Exercise description =
Please tally the lines of the records that contain "JSON" and send back only the total.

===== Extracted records =====

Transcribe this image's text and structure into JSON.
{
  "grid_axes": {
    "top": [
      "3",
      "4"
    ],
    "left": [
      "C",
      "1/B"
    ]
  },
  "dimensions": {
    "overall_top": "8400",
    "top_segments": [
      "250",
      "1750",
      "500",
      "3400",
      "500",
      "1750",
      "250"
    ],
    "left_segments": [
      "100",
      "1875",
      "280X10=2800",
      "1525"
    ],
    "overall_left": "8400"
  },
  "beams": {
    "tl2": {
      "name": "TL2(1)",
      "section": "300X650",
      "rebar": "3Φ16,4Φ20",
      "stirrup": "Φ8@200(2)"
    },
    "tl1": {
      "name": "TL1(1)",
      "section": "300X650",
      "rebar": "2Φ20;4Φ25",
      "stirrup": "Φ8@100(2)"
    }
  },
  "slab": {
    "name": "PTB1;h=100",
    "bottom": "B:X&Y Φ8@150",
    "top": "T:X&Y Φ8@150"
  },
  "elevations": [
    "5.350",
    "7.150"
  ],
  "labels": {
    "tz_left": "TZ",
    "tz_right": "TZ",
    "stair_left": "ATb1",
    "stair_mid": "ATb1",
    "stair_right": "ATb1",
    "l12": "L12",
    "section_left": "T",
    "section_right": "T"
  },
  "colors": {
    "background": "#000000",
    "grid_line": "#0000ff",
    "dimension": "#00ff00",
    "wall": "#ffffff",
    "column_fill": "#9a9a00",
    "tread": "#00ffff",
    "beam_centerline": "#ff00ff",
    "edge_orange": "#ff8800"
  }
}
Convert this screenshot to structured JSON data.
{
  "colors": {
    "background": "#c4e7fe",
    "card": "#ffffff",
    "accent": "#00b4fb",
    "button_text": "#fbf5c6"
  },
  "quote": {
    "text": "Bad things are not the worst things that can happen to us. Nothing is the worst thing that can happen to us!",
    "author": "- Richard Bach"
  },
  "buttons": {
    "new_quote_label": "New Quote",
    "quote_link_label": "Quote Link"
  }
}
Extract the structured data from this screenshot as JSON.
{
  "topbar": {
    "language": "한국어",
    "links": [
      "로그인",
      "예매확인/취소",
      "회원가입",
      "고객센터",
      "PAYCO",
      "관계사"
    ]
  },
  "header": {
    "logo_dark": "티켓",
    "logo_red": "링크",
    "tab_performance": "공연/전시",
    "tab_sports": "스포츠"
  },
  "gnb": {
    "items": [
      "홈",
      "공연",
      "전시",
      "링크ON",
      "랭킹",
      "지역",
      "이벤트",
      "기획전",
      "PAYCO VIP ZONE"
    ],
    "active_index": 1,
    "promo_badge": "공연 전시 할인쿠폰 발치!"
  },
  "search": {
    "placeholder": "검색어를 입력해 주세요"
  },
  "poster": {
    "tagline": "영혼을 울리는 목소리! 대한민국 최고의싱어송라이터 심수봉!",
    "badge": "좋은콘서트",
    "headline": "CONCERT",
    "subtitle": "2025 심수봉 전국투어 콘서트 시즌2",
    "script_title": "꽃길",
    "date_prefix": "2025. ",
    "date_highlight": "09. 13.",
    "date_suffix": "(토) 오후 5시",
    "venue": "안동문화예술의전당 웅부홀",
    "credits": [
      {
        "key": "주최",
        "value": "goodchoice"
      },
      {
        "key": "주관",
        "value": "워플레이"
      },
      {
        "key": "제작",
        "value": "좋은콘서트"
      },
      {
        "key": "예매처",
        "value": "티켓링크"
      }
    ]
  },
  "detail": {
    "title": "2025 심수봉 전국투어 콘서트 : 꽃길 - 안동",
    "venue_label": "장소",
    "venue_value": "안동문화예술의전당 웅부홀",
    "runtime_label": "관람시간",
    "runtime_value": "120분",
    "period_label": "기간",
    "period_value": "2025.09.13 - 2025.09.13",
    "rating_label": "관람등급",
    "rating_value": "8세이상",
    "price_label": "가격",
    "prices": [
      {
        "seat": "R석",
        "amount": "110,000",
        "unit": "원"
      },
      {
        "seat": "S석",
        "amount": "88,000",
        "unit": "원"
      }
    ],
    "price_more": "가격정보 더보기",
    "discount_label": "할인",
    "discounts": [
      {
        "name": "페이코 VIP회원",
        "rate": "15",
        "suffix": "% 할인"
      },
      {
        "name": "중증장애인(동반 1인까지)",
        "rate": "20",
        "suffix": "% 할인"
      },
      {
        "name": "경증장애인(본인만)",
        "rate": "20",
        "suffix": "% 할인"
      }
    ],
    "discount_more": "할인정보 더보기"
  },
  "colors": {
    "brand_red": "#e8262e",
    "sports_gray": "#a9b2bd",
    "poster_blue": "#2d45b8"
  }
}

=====

The completed task =
3